Marvin’s Room (1997)
This family drama was seriously overshadowed by the release of Titanic the year after, which catapulted Leonardo DiCaprio into superstardom. Only 22 years old at the time of release, DiCaprio’s role in Marvin’s Room was competing with high-profile co-stars Meryl Streep, Diane Keaton, and, again, Robert De Niro. Leonardo’s role was easily the highlight of the film which is saying quite a lot, considering who his fellow actors were. This movie definitely ranks a respectable notch on DiCaprio’s belt of films.
Leo plays Hank, the troubled son of Lee (Meryl Streep), who was committed to a mental institution for setting fire to his mother’s home. The film follows the story of two daughters, Lee and Bessie, and their estranged family. After suffering a stroke 20 years earlier, Bessie looks after their bed-ridden father while Lee ignores him. However, when doctors diagnose Bessie with leukemia, she has to turn to her sister for a bone marrow transplant. [Joseph Wilbur]
Critters 3 (1991)
Before he was battling bears or declaring himself the “King of the World”, Leo made his feature film debut in this second sequel to the surprise moneymaker Critters. Aimed squarely at a younger audience, Critters 3 is easily the worst entry in the series. But how is Leo? He’s doing the typical kid actor thing, but the script attempts to give him a little depth by throwing in a contentious relationship with his stepfather. It’s welcome in a movie that’s somewhat devoid of interesting character beats.

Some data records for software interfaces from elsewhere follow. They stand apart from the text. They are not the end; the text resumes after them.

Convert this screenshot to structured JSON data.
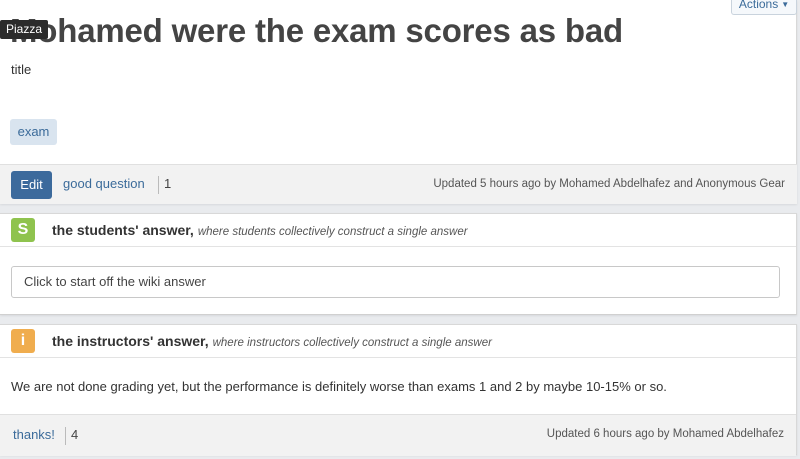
{
  "tooltip": "Piazza",
  "actions": {
    "label": "Actions"
  },
  "question": {
    "title": "Mohamed were the exam scores as bad",
    "body": "title",
    "tag": "exam",
    "edit_label": "Edit",
    "good_question_label": "good question",
    "good_question_count": "1",
    "updated": "Updated 5 hours ago by Mohamed Abdelhafez and Anonymous Gear"
  },
  "students_answer": {
    "badge": "S",
    "title": "the students' answer,",
    "subtitle": "where students collectively construct a single answer",
    "input_placeholder": "Click to start off the wiki answer",
    "badge_color": "#8fc34e"
  },
  "instructors_answer": {
    "badge": "i",
    "title": "the instructors' answer,",
    "subtitle": "where instructors collectively construct a single answer",
    "body": "We are not done grading yet, but the performance is definitely worse than exams 1 and 2 by maybe 10-15% or so.",
    "thanks_label": "thanks!",
    "thanks_count": "4",
    "updated": "Updated 6 hours ago by Mohamed Abdelhafez",
    "badge_color": "#f0ad4e"
  },
  "colors": {
    "link": "#3b6b9a",
    "edit_button": "#3c6a9c",
    "background": "#e9ebee"
  }
}
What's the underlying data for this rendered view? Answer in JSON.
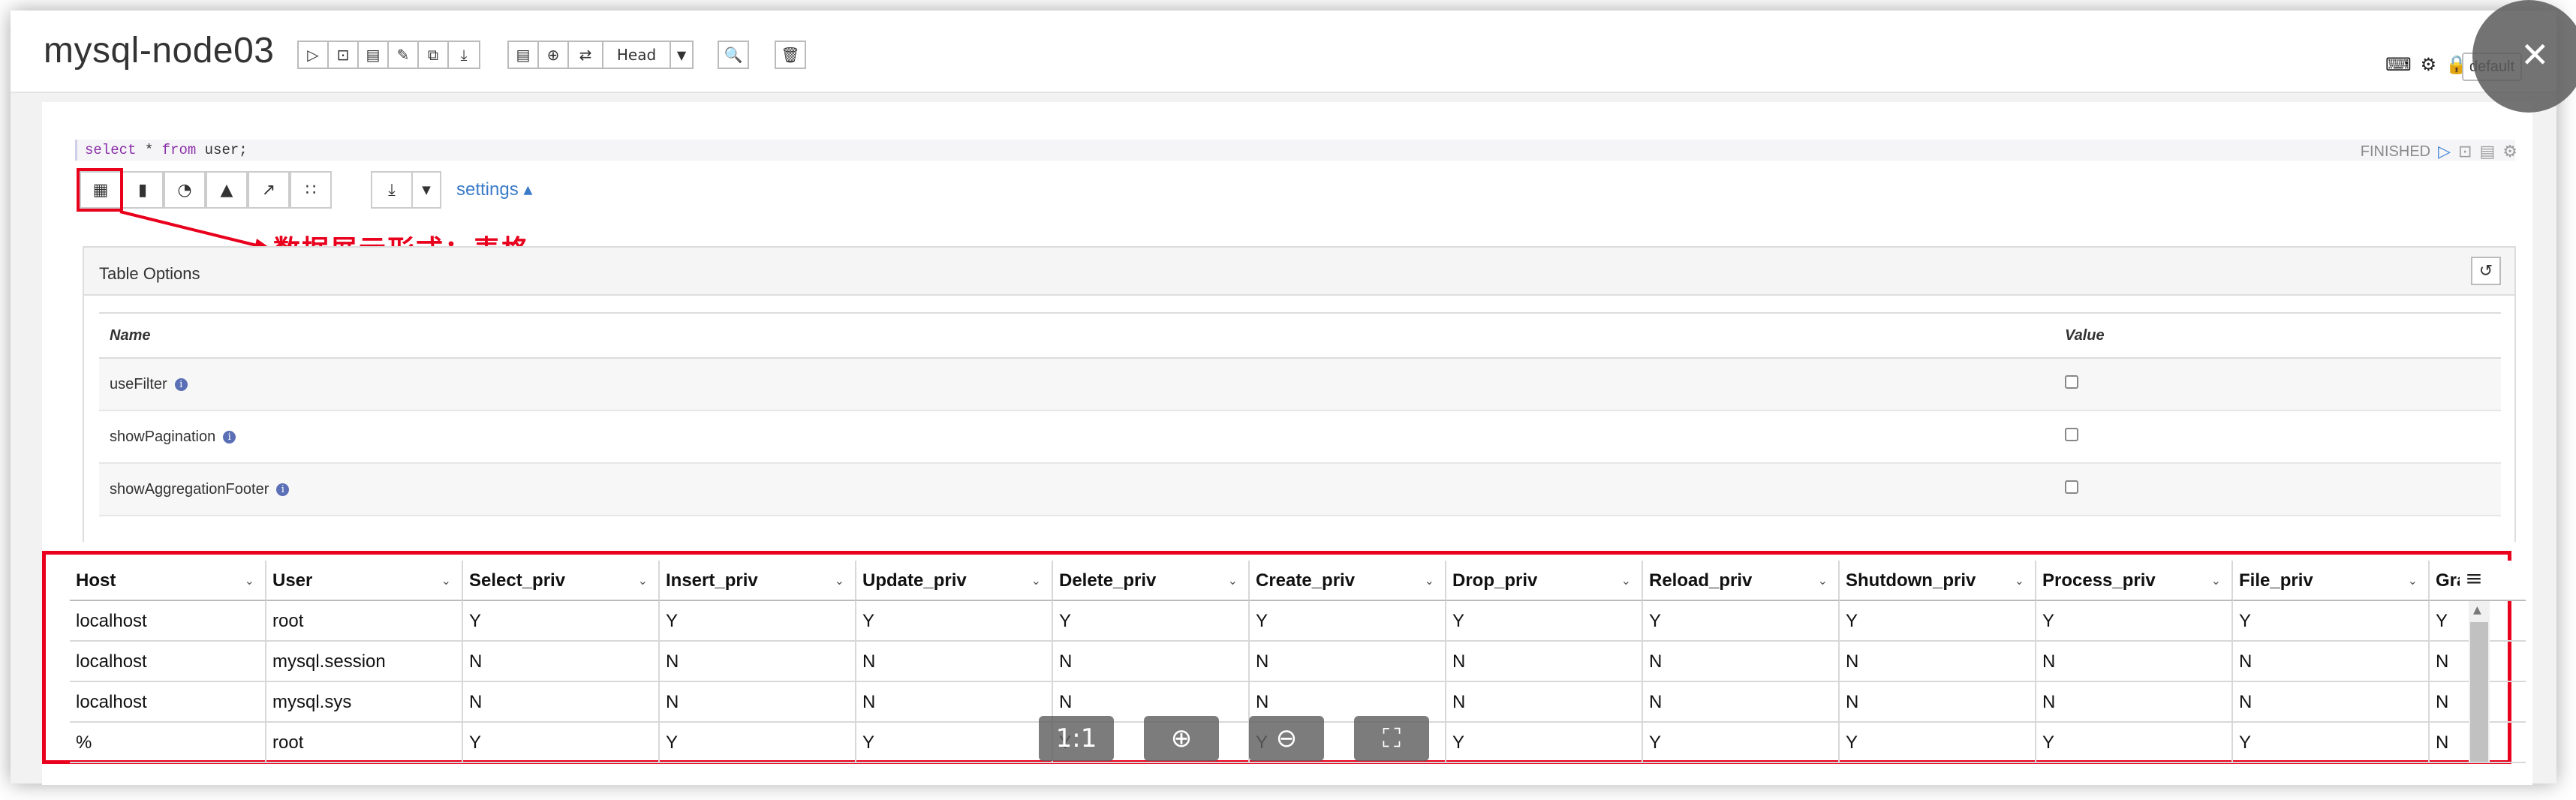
{
  "notebook": {
    "title": "mysql-node03",
    "head_label": "Head",
    "interpreter_label": "default"
  },
  "paragraph": {
    "sql_keyword_select": "select",
    "sql_star": " * ",
    "sql_keyword_from": "from",
    "sql_rest": " user;",
    "status": "FINISHED",
    "settings_label": "settings ▴"
  },
  "annotation": {
    "text": "数据展示形式：表格",
    "color": "#e8001c"
  },
  "table_options": {
    "title": "Table Options",
    "col_name": "Name",
    "col_value": "Value",
    "rows": [
      {
        "name": "useFilter"
      },
      {
        "name": "showPagination"
      },
      {
        "name": "showAggregationFooter"
      }
    ]
  },
  "grid": {
    "columns": [
      "Host",
      "User",
      "Select_priv",
      "Insert_priv",
      "Update_priv",
      "Delete_priv",
      "Create_priv",
      "Drop_priv",
      "Reload_priv",
      "Shutdown_priv",
      "Process_priv",
      "File_priv",
      "Gra"
    ],
    "rows": [
      [
        "localhost",
        "root",
        "Y",
        "Y",
        "Y",
        "Y",
        "Y",
        "Y",
        "Y",
        "Y",
        "Y",
        "Y",
        "Y"
      ],
      [
        "localhost",
        "mysql.session",
        "N",
        "N",
        "N",
        "N",
        "N",
        "N",
        "N",
        "N",
        "N",
        "N",
        "N"
      ],
      [
        "localhost",
        "mysql.sys",
        "N",
        "N",
        "N",
        "N",
        "N",
        "N",
        "N",
        "N",
        "N",
        "N",
        "N"
      ],
      [
        "%",
        "root",
        "Y",
        "Y",
        "Y",
        "Y",
        "Y",
        "Y",
        "Y",
        "Y",
        "Y",
        "Y",
        "N"
      ]
    ]
  },
  "viewer": {
    "actual_size_label": "1:1"
  },
  "icons": {
    "accent": "#3b7fd4",
    "annotation_red": "#e8001c"
  }
}
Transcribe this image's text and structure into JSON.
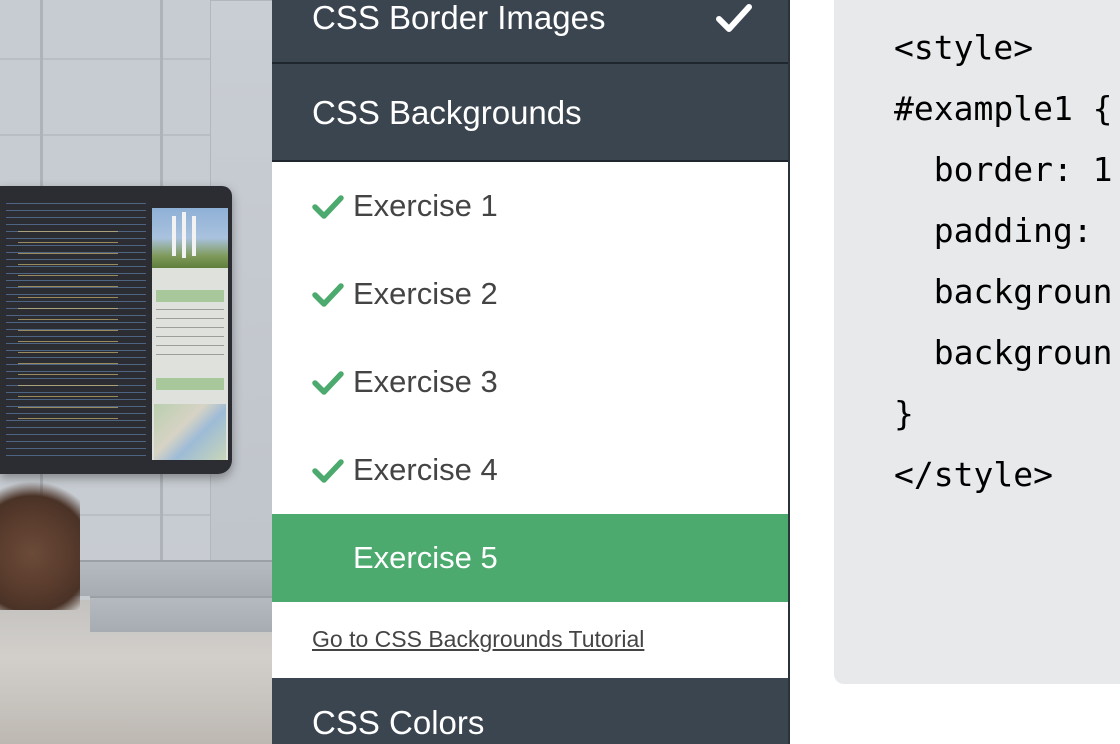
{
  "sidebar": {
    "sections": {
      "border_images": "CSS Border Images",
      "backgrounds": "CSS Backgrounds",
      "colors": "CSS Colors"
    },
    "exercises": [
      {
        "label": "Exercise 1",
        "completed": true
      },
      {
        "label": "Exercise 2",
        "completed": true
      },
      {
        "label": "Exercise 3",
        "completed": true
      },
      {
        "label": "Exercise 4",
        "completed": true
      },
      {
        "label": "Exercise 5",
        "completed": false,
        "active": true
      }
    ],
    "tutorial_link": "Go to CSS Backgrounds Tutorial",
    "icons": {
      "section_complete": "checkmark-icon",
      "exercise_complete": "checkmark-icon"
    }
  },
  "code": {
    "lines": [
      "<style>",
      "#example1 {",
      "  border: 1",
      "  padding:",
      "  backgroun",
      "  backgroun",
      "}",
      "</style>"
    ]
  },
  "colors": {
    "sidebar_bg": "#3a4550",
    "active_green": "#4caa6e",
    "check_green": "#4caa6e",
    "code_bg": "#e7e9eb"
  }
}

Although, the real appeal is seeing a baby-faced Leo pretend to be scared of ridiculous puppets. I love the Critters films, and this was a regular rental in my childhood days. However, even I can admit that this one is not great. But man, it sure is fun to watch a future Oscar winner be a silly kid actor in a movie about intergalactic hedgehog monsters. Everyone needs that in their life. [Drew Dietsch]